Cheers

Thomas

Very nice, Thomas, your finding of a closed-form solution!

And thank you, Jean-Marc, for presenting an interesting program (even though not from my field of expertise). Don't worry about size, most import thing is to get the job done (my first RPN programs had a lot of needless ENTERs as well). I won't be surprise if someone shovels a step or two (you'll be surprised by the size-optimization some people here are capable of). Some fellow engineers might also like this:

Welcome to the club, Jean-Marc, and

Best regards,

Gerson.

Yes you understood the equation and improved it.

There is a link to a sketch for the problem on the first post its under:-

Quote:
Schematic of problem ::

HP35s Calculator Max Rope Tension Program

It shows in blue on my browser.

Edited: 12 Dec 2013, 12:10 a.m.

Thanks

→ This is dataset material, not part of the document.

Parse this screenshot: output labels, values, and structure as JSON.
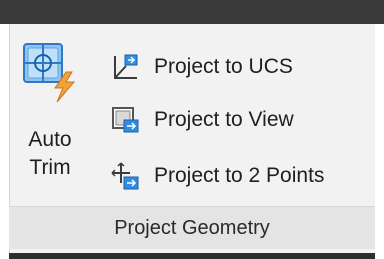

I am always learning and improving and I don't mind listening to constructive suggestions.